## Required work
Going line by line through the data below, report how many lines include the word "icon", with nothing added.

## Source data

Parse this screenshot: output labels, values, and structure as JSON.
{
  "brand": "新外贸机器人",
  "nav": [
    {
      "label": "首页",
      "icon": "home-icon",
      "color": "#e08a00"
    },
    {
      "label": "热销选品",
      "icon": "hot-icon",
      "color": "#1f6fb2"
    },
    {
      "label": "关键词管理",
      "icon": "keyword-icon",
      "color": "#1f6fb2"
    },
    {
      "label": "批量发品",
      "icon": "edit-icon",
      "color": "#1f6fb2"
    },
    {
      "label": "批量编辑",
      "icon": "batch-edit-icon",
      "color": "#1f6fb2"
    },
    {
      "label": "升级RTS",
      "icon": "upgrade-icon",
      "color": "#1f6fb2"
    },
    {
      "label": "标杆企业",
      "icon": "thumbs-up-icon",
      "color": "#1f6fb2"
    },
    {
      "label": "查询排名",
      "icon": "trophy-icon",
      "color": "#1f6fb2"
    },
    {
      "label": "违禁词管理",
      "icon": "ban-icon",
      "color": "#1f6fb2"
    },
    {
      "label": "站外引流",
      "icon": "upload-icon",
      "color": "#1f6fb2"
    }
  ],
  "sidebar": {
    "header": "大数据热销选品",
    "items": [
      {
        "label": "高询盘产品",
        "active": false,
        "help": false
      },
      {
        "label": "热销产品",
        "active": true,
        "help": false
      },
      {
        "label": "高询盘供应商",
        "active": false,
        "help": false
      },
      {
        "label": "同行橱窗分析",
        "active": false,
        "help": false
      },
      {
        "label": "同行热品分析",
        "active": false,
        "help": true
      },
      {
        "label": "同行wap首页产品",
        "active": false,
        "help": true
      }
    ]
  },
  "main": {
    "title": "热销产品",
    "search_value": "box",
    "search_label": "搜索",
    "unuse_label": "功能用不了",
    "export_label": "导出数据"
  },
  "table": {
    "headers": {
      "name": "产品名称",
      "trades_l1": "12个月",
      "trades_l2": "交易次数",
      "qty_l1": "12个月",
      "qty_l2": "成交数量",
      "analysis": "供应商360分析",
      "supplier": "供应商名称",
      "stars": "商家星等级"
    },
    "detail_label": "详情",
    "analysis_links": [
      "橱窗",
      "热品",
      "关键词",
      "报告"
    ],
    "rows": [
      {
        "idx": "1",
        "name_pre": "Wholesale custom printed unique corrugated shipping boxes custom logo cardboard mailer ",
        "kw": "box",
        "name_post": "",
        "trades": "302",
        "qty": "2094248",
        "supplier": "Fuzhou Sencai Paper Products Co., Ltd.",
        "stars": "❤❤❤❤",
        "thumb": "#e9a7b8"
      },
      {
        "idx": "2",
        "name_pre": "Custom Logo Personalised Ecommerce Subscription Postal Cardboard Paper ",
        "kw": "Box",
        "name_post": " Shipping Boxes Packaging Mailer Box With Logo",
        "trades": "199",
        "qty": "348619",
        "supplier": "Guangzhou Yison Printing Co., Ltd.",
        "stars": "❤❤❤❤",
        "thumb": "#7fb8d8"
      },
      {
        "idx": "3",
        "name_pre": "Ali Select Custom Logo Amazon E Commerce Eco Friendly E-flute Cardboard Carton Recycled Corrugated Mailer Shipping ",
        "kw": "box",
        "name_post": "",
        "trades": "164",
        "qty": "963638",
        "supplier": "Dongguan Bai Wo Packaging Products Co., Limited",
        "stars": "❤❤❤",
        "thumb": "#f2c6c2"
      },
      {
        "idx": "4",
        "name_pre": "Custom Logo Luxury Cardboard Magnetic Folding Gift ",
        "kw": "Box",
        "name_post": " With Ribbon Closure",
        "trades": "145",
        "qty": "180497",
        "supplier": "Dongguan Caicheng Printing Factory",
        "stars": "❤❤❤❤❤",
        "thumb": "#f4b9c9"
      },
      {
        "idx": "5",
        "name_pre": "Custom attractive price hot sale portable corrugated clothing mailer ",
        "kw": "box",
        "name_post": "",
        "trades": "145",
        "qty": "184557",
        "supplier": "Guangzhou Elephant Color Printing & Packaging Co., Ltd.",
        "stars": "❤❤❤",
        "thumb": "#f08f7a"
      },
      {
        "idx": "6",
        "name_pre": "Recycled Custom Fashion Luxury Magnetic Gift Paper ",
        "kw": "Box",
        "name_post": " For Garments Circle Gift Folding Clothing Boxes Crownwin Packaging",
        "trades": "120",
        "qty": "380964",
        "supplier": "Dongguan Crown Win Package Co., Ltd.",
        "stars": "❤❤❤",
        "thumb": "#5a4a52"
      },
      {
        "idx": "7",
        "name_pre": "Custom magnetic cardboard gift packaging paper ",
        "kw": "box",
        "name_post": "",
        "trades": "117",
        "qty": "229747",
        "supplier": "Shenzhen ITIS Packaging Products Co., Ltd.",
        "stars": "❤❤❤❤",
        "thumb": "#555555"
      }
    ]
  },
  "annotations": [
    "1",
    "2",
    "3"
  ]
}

## Task output
10